Lunar Eclipse - 01/20/2000
night, January 20th, 2000 our planet Earth's shadow crossed
across the Moon producing a total lunar eclipse.
lunar eclipse, either partial or full, is the result of the
Moon passing through the Earth's Sun-produced shadow. As you
can see in the diagram, light from the Sun produces a shadow
into which the Moon sometimes crosses. The shadow is always
there, but the Moon is there only in rare instances such as
this. The following table was applicable to this event and lists
the times of the major milestones that occurred:
Lunar Eclipse Milestones for January 20, 2000
* Event occurs on morning of January 21, 2000
- Greenwich Mean Time
EST - Eastern Standard Time
PST - Pacific Standard Time
was cloudy for the majority of the day. Frankly, I didn't think
I'd get to see any of this one, but thankfully it cleared up
a bit as the time got closer. There was almost always a thin
haze in front of the Moon however. I got a late start on the
event. I could see the shadow begining to creep across the Moon
from the living room window before I had even finished dinner,
but since I was only going to the driveway I knew that I could
get things set up properly in short order. I went ahead and
got loaded up and ready around 7:17pm. I was able to begin generating
images by 7:21pm. Right around 7:50pm the clouds rolled in and
the rest of the event was covered. I never made it to totality.
Many thanks to Todd
Carlson for filling in the photos with an exceptionally
good totality photo!
equipment used included:
Celestron C4.5, diameter 114mm, f/l=900mm
- Film: 200
ASA Kodak Royal Gold
Eyepiece Projection through a Meade Tele-extender and camera
details for the above photos are in order of presentation from top
from Todd was a 15 second exposure done on Fuji 400 ASA film through
a 5" f/10 SCT telescope at 11:45pm local time in Toronto,
might appear that exposures #1 and #2 are reversed in their times
because one is brighter than another the illusion is actually
a result of a longer exposure time in #2 than in #1. That made
the Moon look more full than it should have.
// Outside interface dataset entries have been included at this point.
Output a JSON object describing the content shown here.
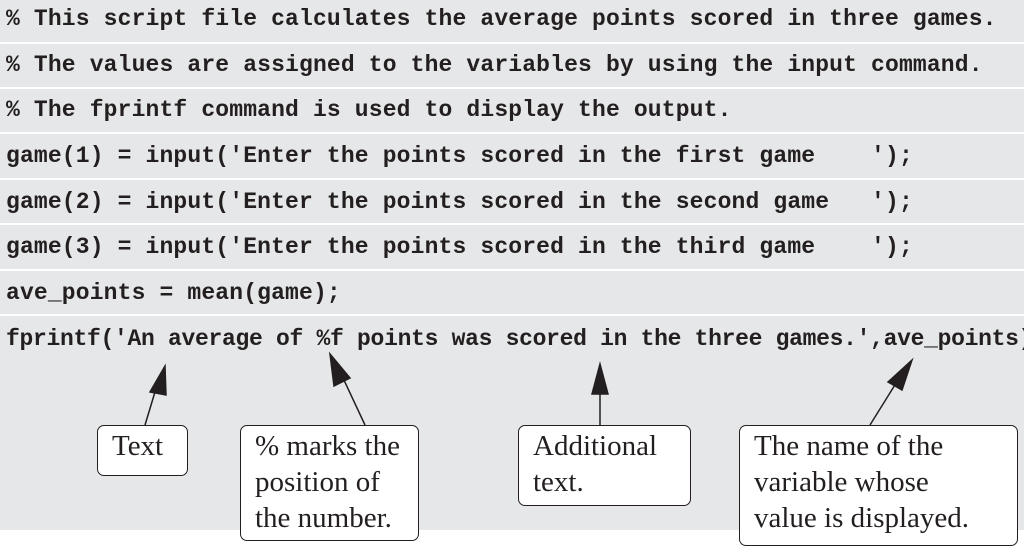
{
  "code_lines": [
    "% This script file calculates the average points scored in three games.",
    "% The values are assigned to the variables by using the input command.",
    "% The fprintf command is used to display the output.",
    "game(1) = input('Enter the points scored in the first game    ');",
    "game(2) = input('Enter the points scored in the second game   ');",
    "game(3) = input('Enter the points scored in the third game    ');",
    "ave_points = mean(game);",
    "fprintf('An average of %f points was scored in the three games.',ave_points)"
  ],
  "callouts": [
    {
      "label": "Text"
    },
    {
      "label": "% marks the\nposition of\nthe number."
    },
    {
      "label": "Additional\ntext."
    },
    {
      "label": "The name of the\nvariable whose\nvalue is displayed."
    }
  ],
  "colors": {
    "background": "#e6e7e8",
    "ink": "#231f20"
  }
}
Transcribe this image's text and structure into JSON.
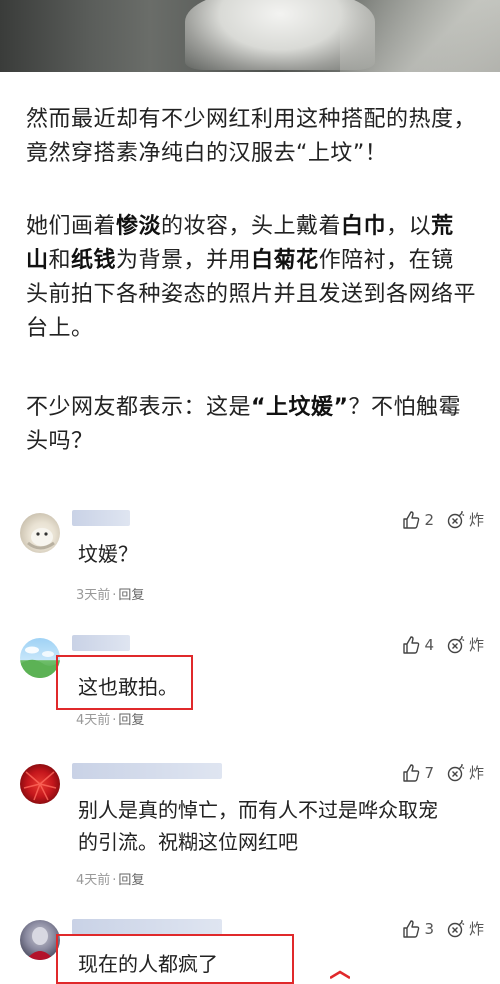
{
  "article": {
    "paragraph1": "然而最近却有不少网红利用这种搭配的热度，竟然穿搭素净纯白的汉服去“上坟”！",
    "paragraph2": {
      "seg1": "她们画着",
      "bold1": "惨淡",
      "seg2": "的妆容，头上戴着",
      "bold2": "白巾",
      "seg3": "，以",
      "bold3": "荒山",
      "seg4": "和",
      "bold4": "纸钱",
      "seg5": "为背景，并用",
      "bold5": "白菊花",
      "seg6": "作陪衬，在镜头前拍下各种姿态的照片并且发送到各网络平台上。"
    },
    "paragraph3": {
      "seg1": "不少网友都表示：这是",
      "bold1": "“上坟媛”",
      "seg2": "？不怕触霉头吗？"
    }
  },
  "comments": [
    {
      "text": "坟媛？",
      "time": "3天前",
      "reply": "回复",
      "likes": "2",
      "bomb": "炸"
    },
    {
      "text": "这也敢拍。",
      "time": "4天前",
      "reply": "回复",
      "likes": "4",
      "bomb": "炸"
    },
    {
      "text_line1": "别人是真的悼亡，而有人不过是哗众取宠",
      "text_line2": "的引流。祝糊这位网红吧",
      "time": "4天前",
      "reply": "回复",
      "likes": "7",
      "bomb": "炸"
    },
    {
      "text": "现在的人都疯了",
      "likes": "3",
      "bomb": "炸"
    }
  ],
  "meta_separator": "·",
  "colors": {
    "highlight": "#e0292b",
    "meta": "#999999",
    "name_blur": "#c9d2e6"
  },
  "icons": [
    "thumb-up-icon",
    "bomb-icon"
  ]
}
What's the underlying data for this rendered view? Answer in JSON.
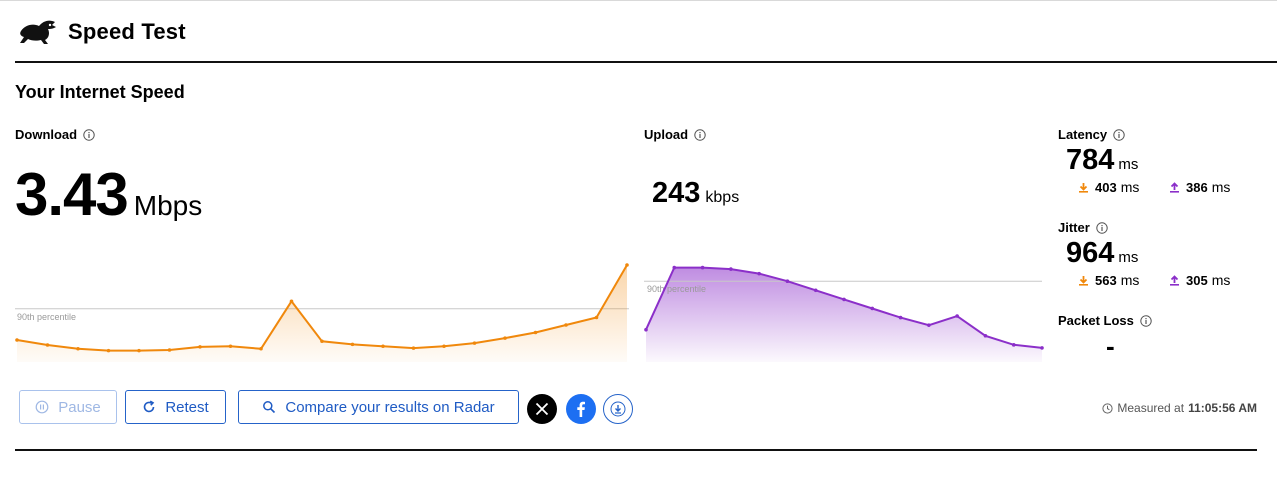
{
  "header": {
    "title": "Speed Test",
    "logo_icon": "rabbit-icon"
  },
  "section_title": "Your Internet Speed",
  "download": {
    "label": "Download",
    "value": "3.43",
    "unit": "Mbps",
    "percentile_label": "90th percentile",
    "color": "#f0880c"
  },
  "upload": {
    "label": "Upload",
    "value": "243",
    "unit": "kbps",
    "percentile_label": "90th percentile",
    "color": "#8b2fc9"
  },
  "latency": {
    "label": "Latency",
    "value": "784",
    "unit": "ms",
    "down_value": "403",
    "down_unit": "ms",
    "up_value": "386",
    "up_unit": "ms"
  },
  "jitter": {
    "label": "Jitter",
    "value": "964",
    "unit": "ms",
    "down_value": "563",
    "down_unit": "ms",
    "up_value": "305",
    "up_unit": "ms"
  },
  "packet_loss": {
    "label": "Packet Loss",
    "value": "-"
  },
  "actions": {
    "pause_label": "Pause",
    "retest_label": "Retest",
    "compare_label": "Compare your results on Radar",
    "share_x_icon": "x-logo-icon",
    "share_facebook_icon": "facebook-icon",
    "download_icon": "download-icon"
  },
  "measured": {
    "prefix": "Measured at",
    "time": "11:05:56 AM"
  },
  "chart_data": [
    {
      "type": "area",
      "name": "download",
      "x": [
        0,
        1,
        2,
        3,
        4,
        5,
        6,
        7,
        8,
        9,
        10,
        11,
        12,
        13,
        14,
        15,
        16,
        17,
        18,
        19,
        20
      ],
      "values": [
        1.6,
        1.2,
        0.9,
        0.75,
        0.75,
        0.8,
        1.05,
        1.1,
        0.9,
        4.7,
        1.5,
        1.25,
        1.1,
        0.95,
        1.1,
        1.35,
        1.75,
        2.2,
        2.8,
        3.4,
        7.6
      ],
      "ylim": [
        0,
        8
      ],
      "reference_line": 4.1
    },
    {
      "type": "area",
      "name": "upload",
      "x": [
        0,
        1,
        2,
        3,
        4,
        5,
        6,
        7,
        8,
        9,
        10,
        11,
        12,
        13,
        14
      ],
      "values": [
        0.2,
        0.61,
        0.61,
        0.6,
        0.57,
        0.52,
        0.46,
        0.4,
        0.34,
        0.28,
        0.23,
        0.29,
        0.16,
        0.1,
        0.08
      ],
      "ylim": [
        0,
        0.66
      ],
      "reference_line": 0.52
    }
  ]
}
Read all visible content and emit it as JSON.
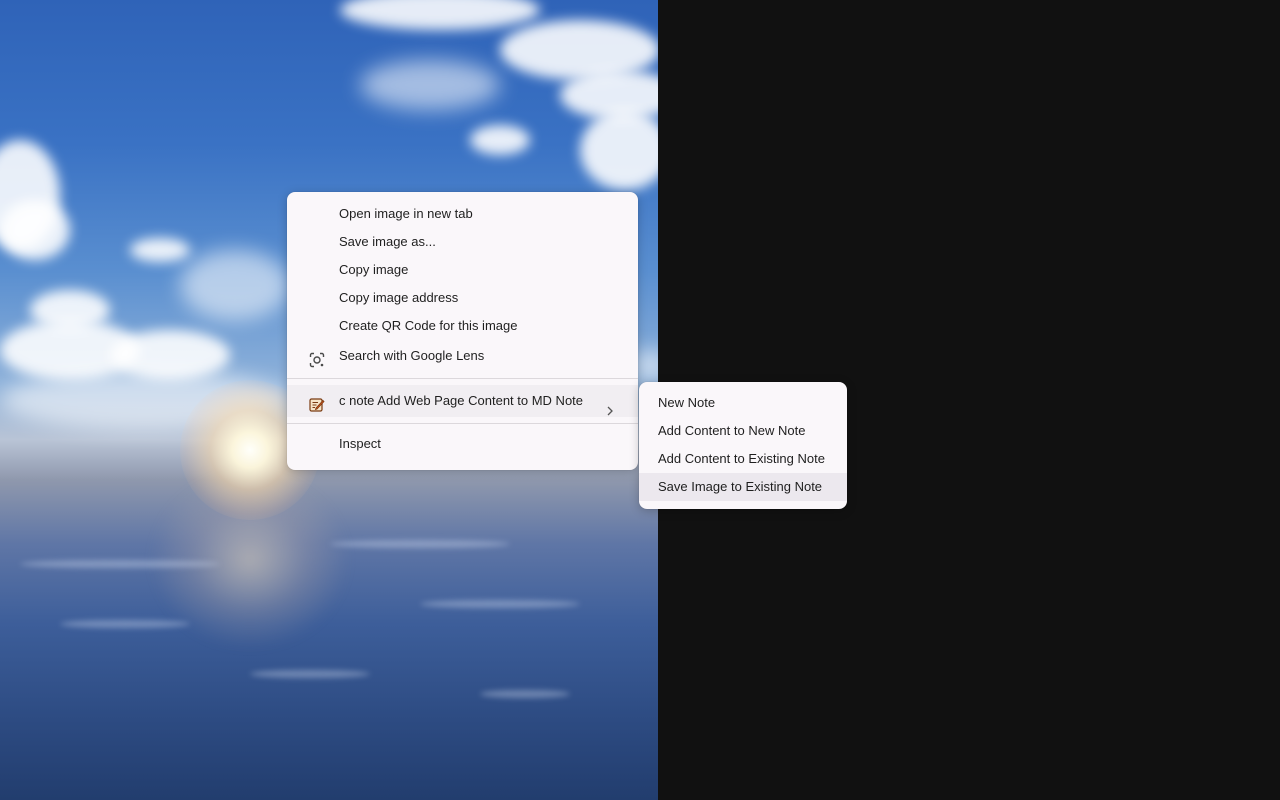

I made a complete
log of every photo in a lab notebook. That came in handy after
the fact to review what exposures worked and what didn't.
this event I used a technique called "eyepiece projection".
The variant on the method used in my tutorial
is that I was able to make use of new piece of equipment in my bag
- a camera adapter and tele-extender that actually holds an eyepiece
right up to the film plane and inserts into the focusing tube easily.
There are no lenses used on the camera. Instead, the tele-extender
is attached to the camera via a T-mount. This method was very exciting
and I'll have to expand more on it later. I feel that it can really
free my lunar imaging skills up to make some better photos.
didn't use the camera's meter very much due to the fact that the
black background would overwhelm it's measurements and produce an
errant recommendation. I chose to bracket above and below recommended
shutter speeds. Since I didn't use a camera lens, as this was straight
eyepiece projection through the tele-extender, I didn't have control
of the aperture. The only exposure control I had was through shutter
speed. The most common shutter speeds were around 1/30 and 1/60.
Occasionally I pushed it to 1/125 and 1/15, but I didn't try that
I'd do differently...
People south of my area reported that they had clear skies for
the entire event.
- Try to
get a hold of a brighter focusing screen. A lot of the photos
didn't come out very clear and I'm left to wonder whether or
not it was focusing that might have contributed to it.
eclipse sites I'd recommend:
Espenak's Eclipse Site
Carlson's Simple Astrophotography Eclipse Photos
Dale Ireland's Lunar Eclipse Site